→ **Given data**
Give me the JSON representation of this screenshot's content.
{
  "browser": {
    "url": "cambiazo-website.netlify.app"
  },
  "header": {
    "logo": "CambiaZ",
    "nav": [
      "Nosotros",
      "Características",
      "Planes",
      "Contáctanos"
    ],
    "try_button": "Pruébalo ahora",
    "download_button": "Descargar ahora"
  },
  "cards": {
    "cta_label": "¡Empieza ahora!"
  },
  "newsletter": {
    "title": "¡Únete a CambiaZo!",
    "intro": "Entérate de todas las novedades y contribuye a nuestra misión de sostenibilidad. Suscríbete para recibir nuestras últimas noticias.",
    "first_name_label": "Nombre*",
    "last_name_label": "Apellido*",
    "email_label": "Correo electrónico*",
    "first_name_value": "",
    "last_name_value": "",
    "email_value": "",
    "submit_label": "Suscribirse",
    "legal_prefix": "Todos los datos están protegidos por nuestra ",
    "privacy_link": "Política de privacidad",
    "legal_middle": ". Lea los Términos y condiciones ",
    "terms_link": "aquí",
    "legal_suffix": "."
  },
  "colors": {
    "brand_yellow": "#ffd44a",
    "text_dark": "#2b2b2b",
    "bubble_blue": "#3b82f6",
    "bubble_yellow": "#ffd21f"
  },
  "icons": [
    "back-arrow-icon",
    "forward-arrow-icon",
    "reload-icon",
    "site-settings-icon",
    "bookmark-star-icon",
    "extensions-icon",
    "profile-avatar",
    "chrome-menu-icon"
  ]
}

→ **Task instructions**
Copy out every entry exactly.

→ **Answer box**
Give me the JSON representation of this screenshot's content.
{
  "browser": {
    "url": "cambiazo-website.netlify.app"
  },
  "header": {
    "logo": "CambiaZ",
    "nav": [
      "Nosotros",
      "Características",
      "Planes",
      "Contáctanos"
    ],
    "try_button": "Pruébalo ahora",
    "download_button": "Descargar ahora"
  },
  "cards": {
    "cta_label": "¡Empieza ahora!"
  },
  "newsletter": {
    "title": "¡Únete a CambiaZo!",
    "intro": "Entérate de todas las novedades y contribuye a nuestra misión de sostenibilidad. Suscríbete para recibir nuestras últimas noticias.",
    "first_name_label": "Nombre*",
    "last_name_label": "Apellido*",
    "email_label": "Correo electrónico*",
    "first_name_value": "",
    "last_name_value": "",
    "email_value": "",
    "submit_label": "Suscribirse",
    "legal_prefix": "Todos los datos están protegidos por nuestra ",
    "privacy_link": "Política de privacidad",
    "legal_middle": ". Lea los Términos y condiciones ",
    "terms_link": "aquí",
    "legal_suffix": "."
  },
  "colors": {
    "brand_yellow": "#ffd44a",
    "text_dark": "#2b2b2b",
    "bubble_blue": "#3b82f6",
    "bubble_yellow": "#ffd21f"
  },
  "icons": [
    "back-arrow-icon",
    "forward-arrow-icon",
    "reload-icon",
    "site-settings-icon",
    "bookmark-star-icon",
    "extensions-icon",
    "profile-avatar",
    "chrome-menu-icon"
  ]
}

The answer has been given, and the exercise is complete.